erythema multiforme (EM) is an inflammatory skin disease. It is caused by a hypersensitivity reaction to an infectious agent. The most common causes are herpes simplex virus (HSV) and mycoplasma. If you suspect that you have a herpes infection, you should see a doctor. The infection may be treated with antibiotics.
Treatment for erythema multiforme may include oral acyclovir. This drug reduces the number of lesions and prevents recurrent cases. The drug may also be used in conjunction with UV-A therapy. The treatment may also include famciclovir, which has a higher oral bioavailability.
Topical corticosteroids and topical anesthetics may be used for pain and may help reduce the itching. If the symptoms don’t subside, oral antihistamines may be prescribed. Antiviral drugs may also be prescribed if the recurrences are frequent. The patient may also need to stop taking certain medications to stop the disease from reoccurring.
The patient may also need to have a chest X-ray to rule out any infections. If there is a herpes simplex infection, the patient may be treated with antiviral drugs. The patient may also need to have antibiotics. If the patient needs to stay in a hospital, the patient may need intravenous fluids. The patient may also need to use a warm saltwater solution to rinse their mouth.
The patient may also need to have bandages put on their body. They may also need to have Burrow or Domeboro solution dressings placed on the affected areas.
The recurrent disease may be treated with antimalarials or oral azathioprine. The patient may also need to have a skin biopsy performed to rule out other conditions that can cause erythema multiforme. The biopsy may also help determine the type of erythema.
Health A to Z. (n.d.). HSE.ie. https://www2.hse.ie/az/
U.S. National Library of Medicine. (n.d.). https://www.ncbi.nlm.nih.gov/
Directory Health Topics. (n.d.). https://www.healthline.com/directory/topics
Health A-Z. (2022, April 26). Verywell Health. https://www.verywellhealth.com/health-a-z-4014770
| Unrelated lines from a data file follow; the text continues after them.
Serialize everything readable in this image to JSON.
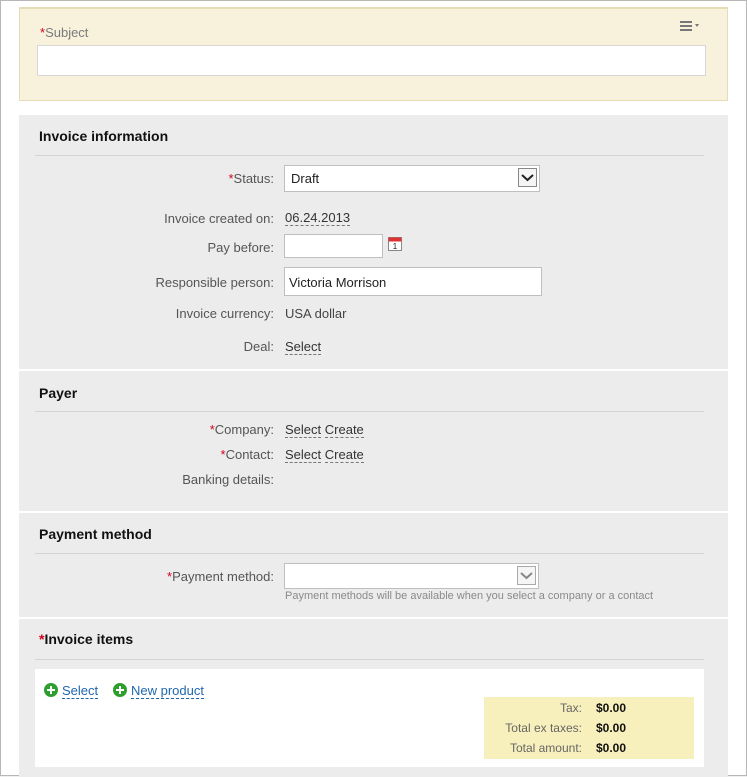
{
  "subject": {
    "required_mark": "*",
    "label": "Subject",
    "value": ""
  },
  "invoice_info": {
    "title": "Invoice information",
    "status": {
      "required_mark": "*",
      "label": "Status:",
      "value": "Draft"
    },
    "created_on": {
      "label": "Invoice created on:",
      "value": "06.24.2013"
    },
    "pay_before": {
      "label": "Pay before:",
      "value": "",
      "calendar_day": "1"
    },
    "responsible": {
      "label": "Responsible person:",
      "value": "Victoria Morrison"
    },
    "currency": {
      "label": "Invoice currency:",
      "value": "USA dollar"
    },
    "deal": {
      "label": "Deal:",
      "select_label": "Select"
    }
  },
  "payer": {
    "title": "Payer",
    "company": {
      "required_mark": "*",
      "label": "Company:",
      "select_label": "Select",
      "create_label": "Create"
    },
    "contact": {
      "required_mark": "*",
      "label": "Contact:",
      "select_label": "Select",
      "create_label": "Create"
    },
    "banking": {
      "label": "Banking details:"
    }
  },
  "payment": {
    "title": "Payment method",
    "method": {
      "required_mark": "*",
      "label": "Payment method:",
      "value": ""
    },
    "hint": "Payment methods will be available when you select a company or a contact"
  },
  "items": {
    "required_mark": "*",
    "title": "Invoice items",
    "select_label": "Select",
    "new_product_label": "New product",
    "totals": {
      "tax_label": "Tax:",
      "tax_value": "$0.00",
      "ex_label": "Total ex taxes:",
      "ex_value": "$0.00",
      "total_label": "Total amount:",
      "total_value": "$0.00"
    }
  },
  "colors": {
    "accent_link": "#2067b0",
    "required": "#d0021b",
    "subject_bg": "#f8f2dc",
    "totals_bg": "#f8f0bc",
    "plus_icon": "#2e9e2e"
  }
}
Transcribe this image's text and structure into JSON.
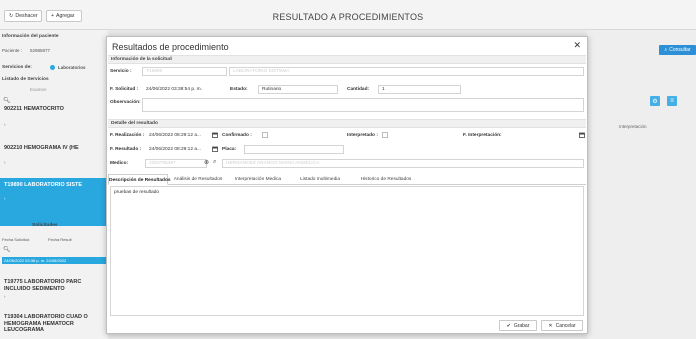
{
  "toolbar": {
    "undo_label": "Deshacer",
    "add_label": "Agregar",
    "title": "RESULTADO A PROCEDIMIENTOS"
  },
  "background": {
    "patient_section": "Información del paciente",
    "patient_label": "Paciente :",
    "patient_value": "52985877",
    "services_label": "Servicios de:",
    "services_option": "Laboratorios",
    "services_list": "Listado de Servicios",
    "exam_col": "Examen",
    "items": [
      "902211 HEMATOCRITO",
      "902210 HEMOGRAMA IV (HE",
      "T19890 LABORATORIO SISTE",
      "T19775 LABORATORIO PARC INCLUIDO SEDIMENTO",
      "T19304 LABORATORIO CUAD O HEMOGRAMA HEMATOCR LEUCOGRAMA"
    ],
    "solicitudes_label": "Solicitudes",
    "col_fecha_solicitud": "Fecha Solicitud",
    "col_fecha_result": "Fecha Result",
    "selected_row": "24/06/2022 03:38 p. m.  24/06/2022",
    "consultar_label": "Consultar",
    "interpretacion_col": "Interpretación"
  },
  "modal": {
    "title": "Resultados de procedimiento",
    "section_request": "Información de la solicitud",
    "servicio_label": "Servicio :",
    "servicio_code": "T19890",
    "servicio_name": "LABORATORIO SISTEMA",
    "fsolicitud_label": "F. Solicitud :",
    "fsolicitud_value": "24/06/2022 03:38:54 p. m.",
    "estado_label": "Estado:",
    "estado_value": "Rutinario",
    "cantidad_label": "Cantidad:",
    "cantidad_value": "1",
    "observacion_label": "Observación:",
    "section_result": "Detalle del resultado",
    "frealizacion_label": "F. Realización :",
    "frealizacion_value": "24/06/2022 08:29:12 a...",
    "confirmado_label": "Confirmado :",
    "interpretado_label": "Interpretado :",
    "finterpretacion_label": "F. Interpretación:",
    "fresultado_label": "F. Resultado :",
    "fresultado_value": "24/06/2022 08:29:12 a...",
    "placa_label": "Placa:",
    "medico_label": "Medico:",
    "medico_code": "1053765497",
    "medico_name": "HERNANDEZ ARANGO MARIA ANGELICA",
    "tabs": [
      "Descripción de Resultados",
      "Análisis de Resultados",
      "Interpretación Medica",
      "Listado multimedia",
      "Historico de Resultados"
    ],
    "result_text": "pruebas de resultado",
    "save_label": "Grabar",
    "cancel_label": "Cancelar"
  },
  "colors": {
    "accent": "#29a8e0",
    "button_blue": "#2d8fd5"
  }
}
Harvard Health. (2015, November 17). Health A to Z. https://www.health.harvard.edu/health-a-to-z
Health Conditions A-Z Sitemap. (n.d.). EverydayHealth.com. https://www.everydayhealth.com/conditions/